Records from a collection
::::::::::

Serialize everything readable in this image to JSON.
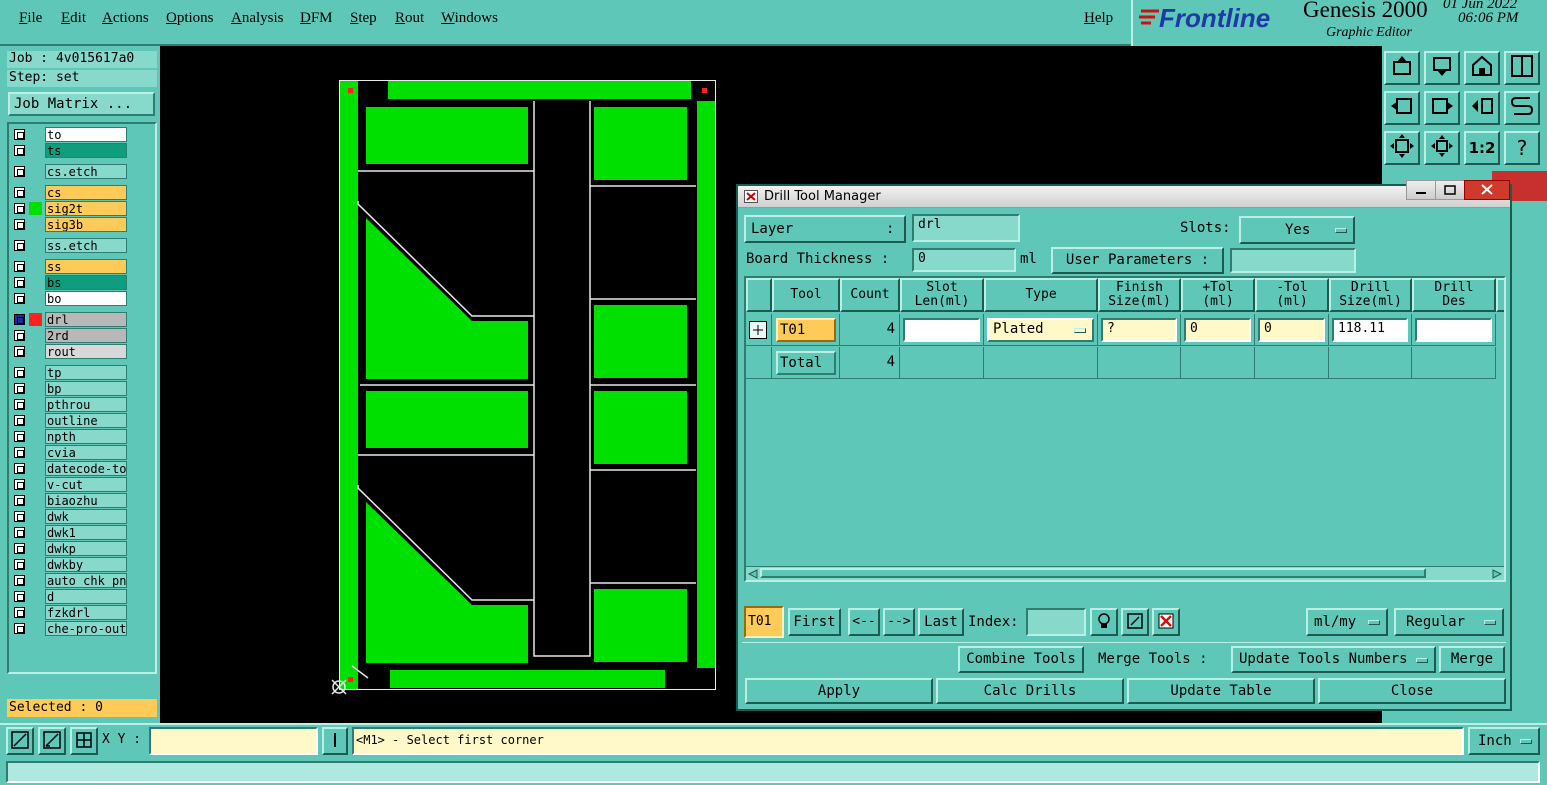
{
  "menubar": {
    "items": [
      "File",
      "Edit",
      "Actions",
      "Options",
      "Analysis",
      "DFM",
      "Step",
      "Rout",
      "Windows"
    ],
    "help": "Help"
  },
  "brand": {
    "logo": "Frontline",
    "product": "Genesis 2000",
    "subtitle": "Graphic Editor",
    "date": "01 Jun 2022",
    "time": "06:06 PM"
  },
  "left": {
    "job": "Job : 4v015617a0",
    "step": "Step: set",
    "job_matrix": "Job Matrix ...",
    "selected": "Selected : 0",
    "layers": [
      {
        "name": "to",
        "color": "#ffffff"
      },
      {
        "name": "ts",
        "color": "#0f9d7d"
      },
      {
        "name": "cs.etch",
        "color": "#86d9cb"
      },
      {
        "name": "cs",
        "color": "#ffcb58"
      },
      {
        "name": "sig2t",
        "color": "#ffcb58",
        "mark": "#00e000"
      },
      {
        "name": "sig3b",
        "color": "#ffcb58"
      },
      {
        "name": "ss.etch",
        "color": "#86d9cb"
      },
      {
        "name": "ss",
        "color": "#ffcb58"
      },
      {
        "name": "bs",
        "color": "#0f9d7d"
      },
      {
        "name": "bo",
        "color": "#ffffff"
      },
      {
        "name": "drl",
        "color": "#b8b8b8",
        "mark": "#ff2020",
        "active": true
      },
      {
        "name": "2rd",
        "color": "#b8b8b8"
      },
      {
        "name": "rout",
        "color": "#d8d8d8"
      },
      {
        "name": "tp",
        "color": "#86d9cb"
      },
      {
        "name": "bp",
        "color": "#86d9cb"
      },
      {
        "name": "pthrou",
        "color": "#86d9cb"
      },
      {
        "name": "outline",
        "color": "#86d9cb"
      },
      {
        "name": "npth",
        "color": "#86d9cb"
      },
      {
        "name": "cvia",
        "color": "#86d9cb"
      },
      {
        "name": "datecode-to",
        "color": "#86d9cb"
      },
      {
        "name": "v-cut",
        "color": "#86d9cb"
      },
      {
        "name": "biaozhu",
        "color": "#86d9cb"
      },
      {
        "name": "dwk",
        "color": "#86d9cb"
      },
      {
        "name": "dwk1",
        "color": "#86d9cb"
      },
      {
        "name": "dwkp",
        "color": "#86d9cb"
      },
      {
        "name": "dwkby",
        "color": "#86d9cb"
      },
      {
        "name": "auto_chk_pnl",
        "color": "#86d9cb"
      },
      {
        "name": "d",
        "color": "#86d9cb"
      },
      {
        "name": "fzkdrl",
        "color": "#86d9cb"
      },
      {
        "name": "che-pro-out",
        "color": "#86d9cb"
      }
    ]
  },
  "right_toolbar": {
    "icons": [
      "layer-up-icon",
      "layer-down-icon",
      "home-icon",
      "split-view-icon",
      "pan-left-icon",
      "pan-right-icon",
      "flip-icon",
      "snap-icon",
      "fit-screen-icon",
      "zoom-center-icon",
      "ratio-icon",
      "help-icon"
    ],
    "ratio_label": "1:2",
    "help_label": "?"
  },
  "dialog": {
    "title": "Drill Tool Manager",
    "layer_label": "Layer",
    "layer_colon": ":",
    "layer_value": "drl",
    "slots_label": "Slots:",
    "slots_value": "Yes",
    "thickness_label": "Board Thickness :",
    "thickness_value": "0",
    "thickness_unit": "ml",
    "user_params_label": "User Parameters :",
    "user_params_value": "",
    "columns": [
      {
        "l1": "Tool",
        "l2": ""
      },
      {
        "l1": "Count",
        "l2": ""
      },
      {
        "l1": "Slot",
        "l2": "Len(ml)"
      },
      {
        "l1": "Type",
        "l2": ""
      },
      {
        "l1": "Finish",
        "l2": "Size(ml)"
      },
      {
        "l1": "+Tol",
        "l2": "(ml)"
      },
      {
        "l1": "-Tol",
        "l2": "(ml)"
      },
      {
        "l1": "Drill",
        "l2": "Size(ml)"
      },
      {
        "l1": "Drill",
        "l2": "Des"
      }
    ],
    "row": {
      "tool": "T01",
      "count": "4",
      "slot_len": "",
      "type": "Plated",
      "finish": "?",
      "plus_tol": "0",
      "minus_tol": "0",
      "drill_size": "118.11",
      "drill_des": ""
    },
    "total": {
      "label": "Total",
      "count": "4"
    },
    "nav": {
      "current": "T01",
      "first": "First",
      "prev": "<--",
      "next": "-->",
      "last": "Last",
      "index_label": "Index:",
      "index_value": "",
      "units": "ml/my",
      "mode": "Regular"
    },
    "combine": "Combine Tools",
    "merge_label": "Merge Tools :",
    "merge_option": "Update Tools Numbers",
    "merge": "Merge",
    "apply": "Apply",
    "calc": "Calc Drills",
    "update": "Update Table",
    "close": "Close"
  },
  "status": {
    "xy_label": "X Y :",
    "xy_value": "",
    "prompt": "<M1> - Select first corner",
    "units": "Inch"
  }
}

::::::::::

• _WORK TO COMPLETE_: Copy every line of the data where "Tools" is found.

• _SOLUTION BELOW_:
    "combine": "Combine Tools",
    "merge_label": "Merge Tools :",
    "merge_option": "Update Tools Numbers",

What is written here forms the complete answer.